My article first presented my research findings concerning TFPs. The book definitely builds on that research. One major development in the book is an adjustment to the definition of TFPs, loosening somewhat the insistence on the exogenous-origins of TFPs. It recognizes that no TFP is inevitable and opens up greater space for the role of strategic players in enhancing the conspicuousness of focal points. The book also better contextualizes modes of institutional change and clarifies key elements of the theoretical model.
Empirically, the book is a very substantial step forward on the article. In the book, I seek an original contribution to historical knowledge of global environmental politics. I draw upon eight archives in five countries and dozens of interviews with leading actors, including Gro Harlem Brundtland, Elizabeth Dowdeswell, and Maurice Strong. There is a lot of new material in there that allows to better understand global environmental politics. I am also far more direct in the book on policy implications.
Is there a particular aspect of your research that you find to be particularly compelling or surprising?
I found the empirical end of the project especially compelling. I am an historian by training, so I really enjoyed sifting through diplomatic documents and other archival sources. I was lucky to get access to tens of thousands of pages of documents and, while the book is very theoretical, I very much enjoyed researching and writing about vital negotiations in the history of global environmental politics. There is so much colour and diplomatic intrigue in the book. I hope that this comes through in the pages!

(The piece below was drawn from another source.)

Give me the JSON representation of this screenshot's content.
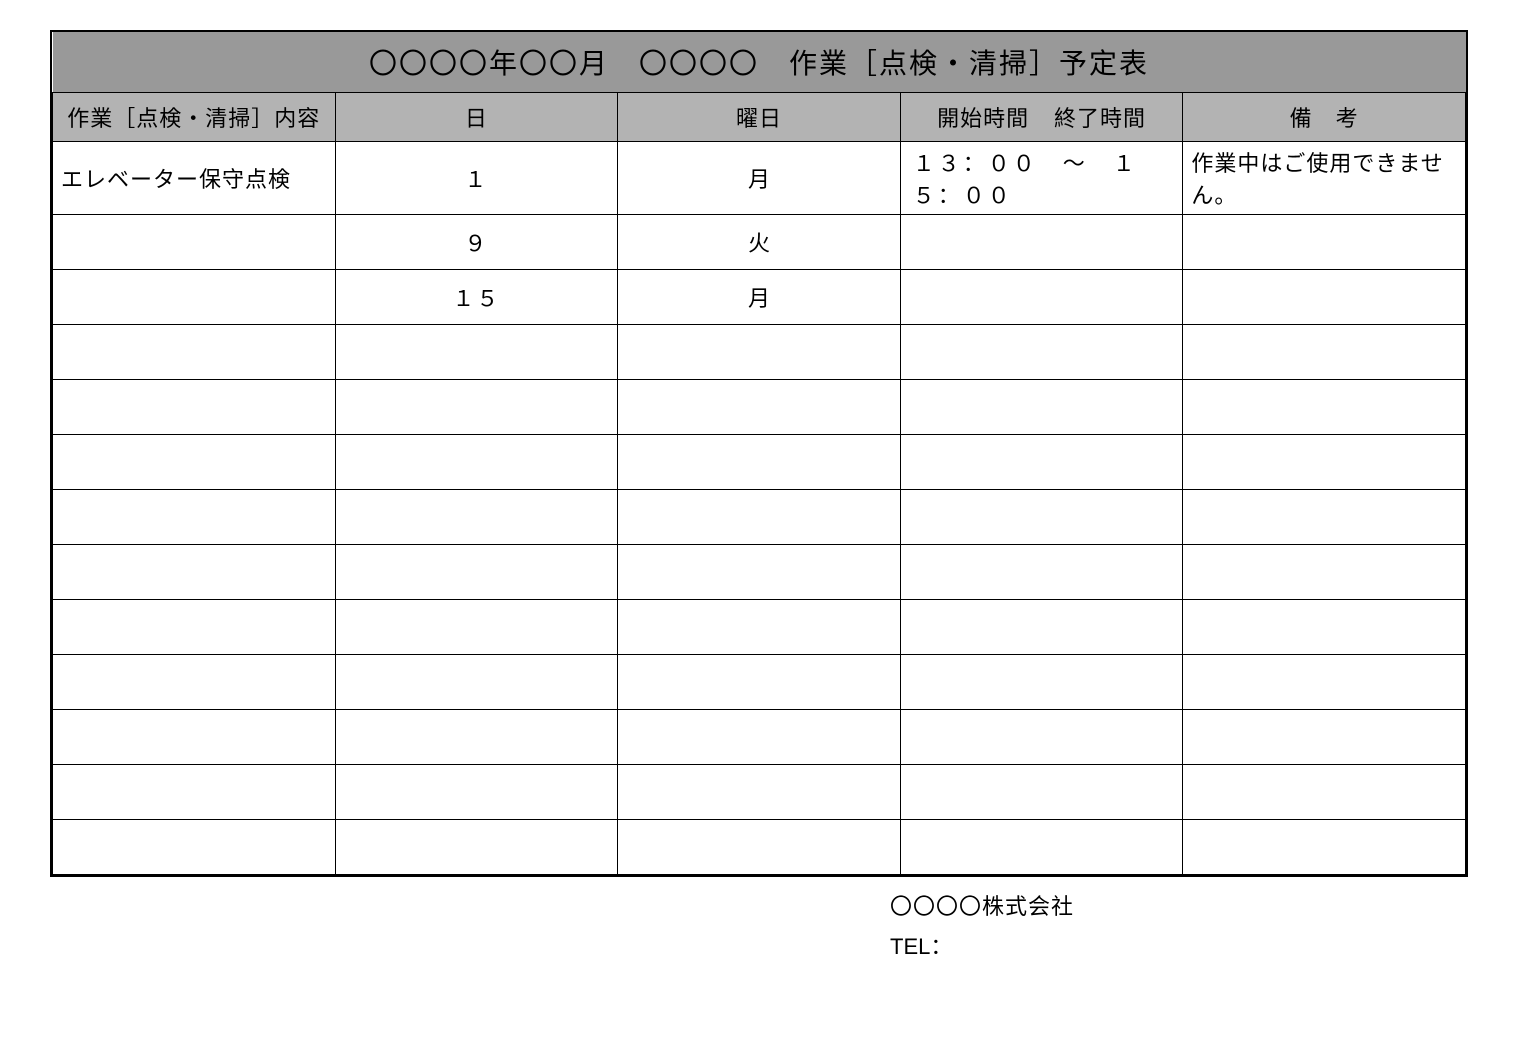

I wrote the first draft of this book while conducting doctoral studies in Oxford. I then had the benefit of spending five happy years in government, only re-visiting the project when I returned to academia in fall 2019. The book has changed a lot since the first version. I re-wrote and re-worked more than half of it based in part on my experience in government. At the same time, I was surprised how well the basic intuition of the model corresponded to my experience representing the government within international institutions and working within the bureaucracy.

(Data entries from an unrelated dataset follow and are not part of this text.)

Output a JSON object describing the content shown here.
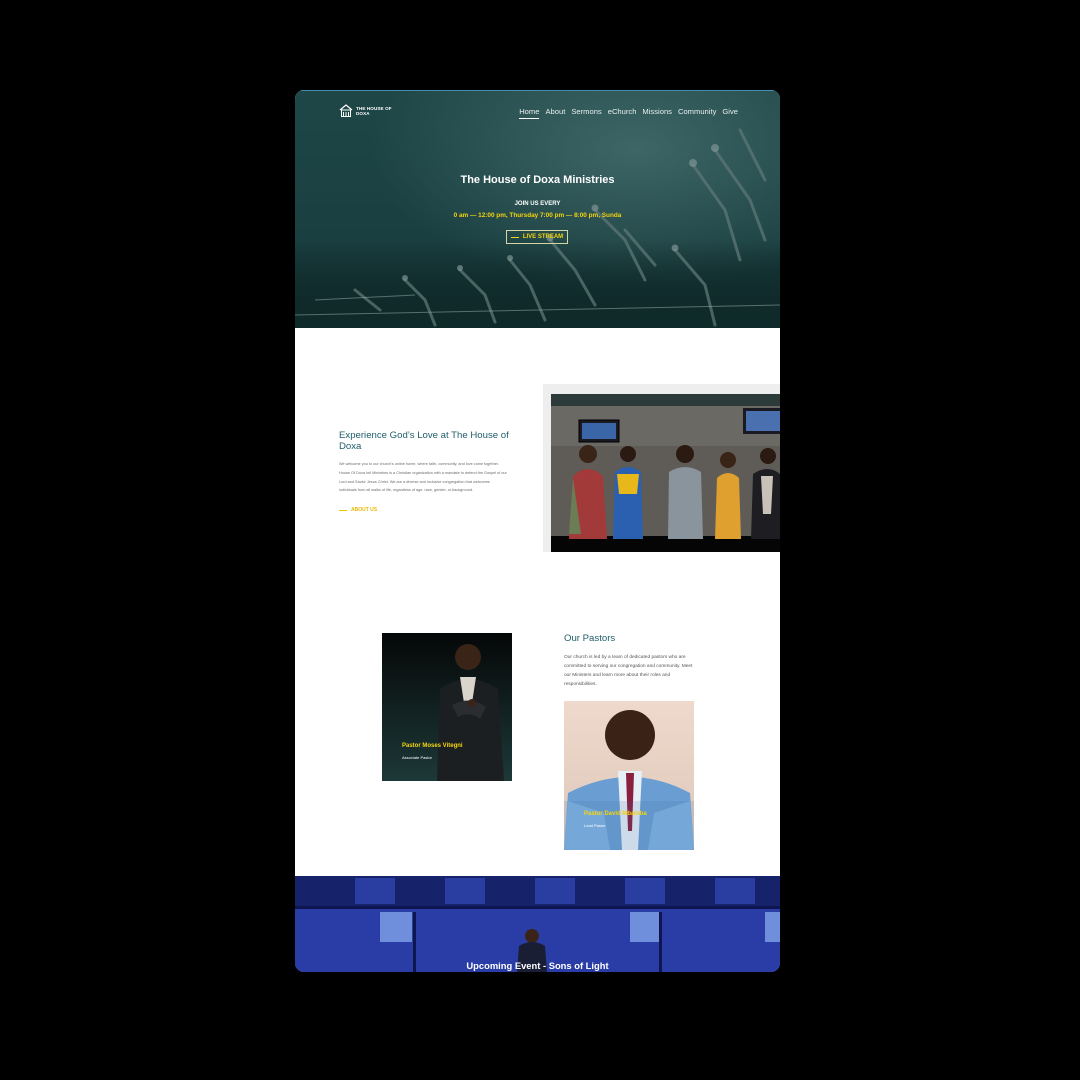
{
  "site": {
    "logo_text": "THE HOUSE OF DOXA",
    "logo_icon": "church-house-icon"
  },
  "nav": {
    "items": [
      "Home",
      "About",
      "Sermons",
      "eChurch",
      "Missions",
      "Community",
      "Give"
    ],
    "active": "Home"
  },
  "hero": {
    "title": "The House of Doxa Ministries",
    "join": "JOIN US EVERY",
    "times": "0 am — 12:00 pm, Thursday 7:00 pm — 8:00 pm, Sunda",
    "button": "LIVE STREAM"
  },
  "about": {
    "title": "Experience God’s Love at The House of Doxa",
    "body": "We welcome you to our church's online home, where faith, community, and love come together. House Of Doxa Intl Ministries is a Christian organization with a mandate to defend the Gospel of our Lord and Savior Jesus Christ. We are a diverse and inclusive congregation that welcomes individuals from all walks of life, regardless of age, race, gender, or background.",
    "link": "ABOUT US"
  },
  "pastors": {
    "title": "Our Pastors",
    "body": "Our church is led by a team of dedicated pastors who are committed to serving our congregation and community. Meet our Ministers and learn more about their roles and responsibilities.",
    "cards": [
      {
        "name": "Pastor Moses Vitegni",
        "role": "Associate Pastor"
      },
      {
        "name": "Pastor David Mbamba",
        "role": "Lead Pastor"
      }
    ]
  },
  "event": {
    "title": "Upcoming Event - Sons of Light"
  },
  "colors": {
    "hero_teal": "#1b4142",
    "accent_yellow": "#f5d50e",
    "heading_teal": "#1d5d6a",
    "event_blue": "#25389a"
  }
}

Where do you see Canada’s role in international environmental institutions? How can we help catalyze an opportune time for global environmental politics to change in ways that address coordination challenges?
Canada has traditionally been a real leader in environmental politics. At the landmark 1972 Stockholm conference, Canada was among the two or three most active and influential players. Canada was the original proponent of what became the Brundtland Commission, which popularized the concept of sustainable development. Canada was very active at the Rio Earth Summit.

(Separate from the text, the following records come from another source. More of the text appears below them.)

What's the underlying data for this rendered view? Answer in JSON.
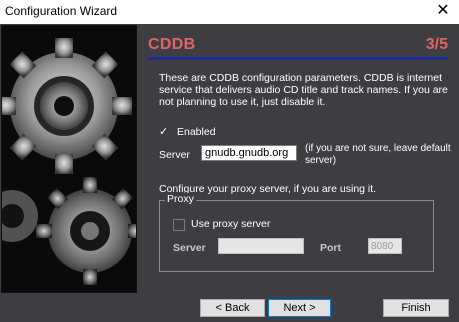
{
  "window": {
    "title": "Configuration Wizard",
    "close_icon": "close-icon"
  },
  "header": {
    "title": "CDDB",
    "step": "3/5"
  },
  "description": "These are CDDB configuration parameters. CDDB is internet service that delivers audio CD title and track names. If you are not planning to use it, just disable it.",
  "enabled": {
    "label": "Enabled",
    "checked": true
  },
  "server": {
    "label": "Server",
    "value": "gnudb.gnudb.org",
    "hint": "(if you are not sure, leave default server)"
  },
  "proxy_intro": "Configure your proxy server, if you are using it.",
  "proxy": {
    "group_label": "Proxy",
    "use_label": "Use proxy server",
    "use_checked": false,
    "server_label": "Server",
    "server_value": "",
    "port_label": "Port",
    "port_value": "8080"
  },
  "buttons": {
    "back": "Back",
    "next": "Next",
    "finish": "Finish"
  },
  "colors": {
    "accent": "#e06666",
    "header_line": "#1c2a9c",
    "background": "#3e3e42"
  }
}
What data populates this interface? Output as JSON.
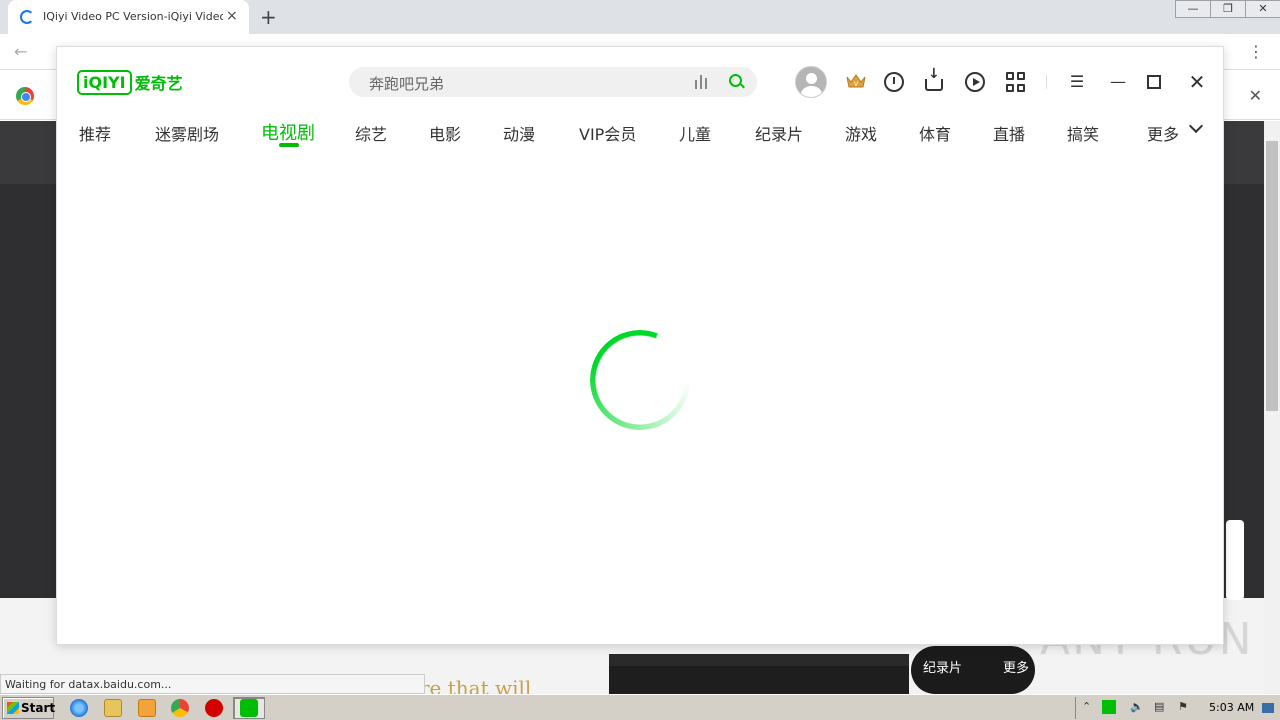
{
  "browser": {
    "tab_title": "IQiyi Video PC Version-iQiyi Video Of",
    "tab_close": "×",
    "new_tab": "+",
    "win_controls": [
      "—",
      "❐",
      "✕"
    ],
    "status": "Waiting for datax.baidu.com..."
  },
  "popup": {
    "logo_text": "iQIYI",
    "logo_cn": "爱奇艺",
    "search": {
      "placeholder": "奔跑吧兄弟"
    },
    "nav": [
      {
        "label": "推荐"
      },
      {
        "label": "迷雾剧场"
      },
      {
        "label": "电视剧",
        "active": true
      },
      {
        "label": "综艺"
      },
      {
        "label": "电影"
      },
      {
        "label": "动漫"
      },
      {
        "label": "VIP会员"
      },
      {
        "label": "儿童"
      },
      {
        "label": "纪录片"
      },
      {
        "label": "游戏"
      },
      {
        "label": "体育"
      },
      {
        "label": "直播"
      },
      {
        "label": "搞笑"
      },
      {
        "label": "更多"
      }
    ],
    "icons": [
      "avatar",
      "vip-crown-icon",
      "history-icon",
      "download-icon",
      "play-icon",
      "apps-grid-icon",
      "menu-icon",
      "minimize-icon",
      "maximize-icon",
      "close-icon"
    ],
    "accent": "#00be06"
  },
  "page_behind": {
    "headline_fragment": "re that will",
    "pill_left": "纪录片",
    "pill_right": "更多",
    "watermark": "ANY RUN"
  },
  "taskbar": {
    "start_label": "Start",
    "clock": "5:03 AM"
  }
}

The United Nations system continues to face a high degree of fragmentation in the environmental field and in the pursuit of sustainable development. There is an ongoing need to tighten the links between UNEP and many of the multilateral environmental agreements. The High-level Political Forum on Sustainable Development needs to be strengthened.
Canada can be an active player in addressing these challenges. To do this, it must cultivate its links with other international actors in a more consistent manner, strengthening and building ties with a wide and diverse set of global players. This should not be restricted to traditional state-to-state relationships, of course. Doing this is about the long game, to be sure, but being able to bring these relations to bear in furthering Canadian interests in global environmental cooperation will position it to tackle key coordination challenges.
Emily Wesseling is an M.A. Candidate at the Norman Paterson School of International Affairs. She completed her B.A. in International Studies and French at the University of Idaho in 2020, and has particular research interests in Canadian affairs, diplomacy, and foreign policy. Her current experiences include a teaching assistantship at Carleton University and a research assistantship with the World Refugee & Migration Council.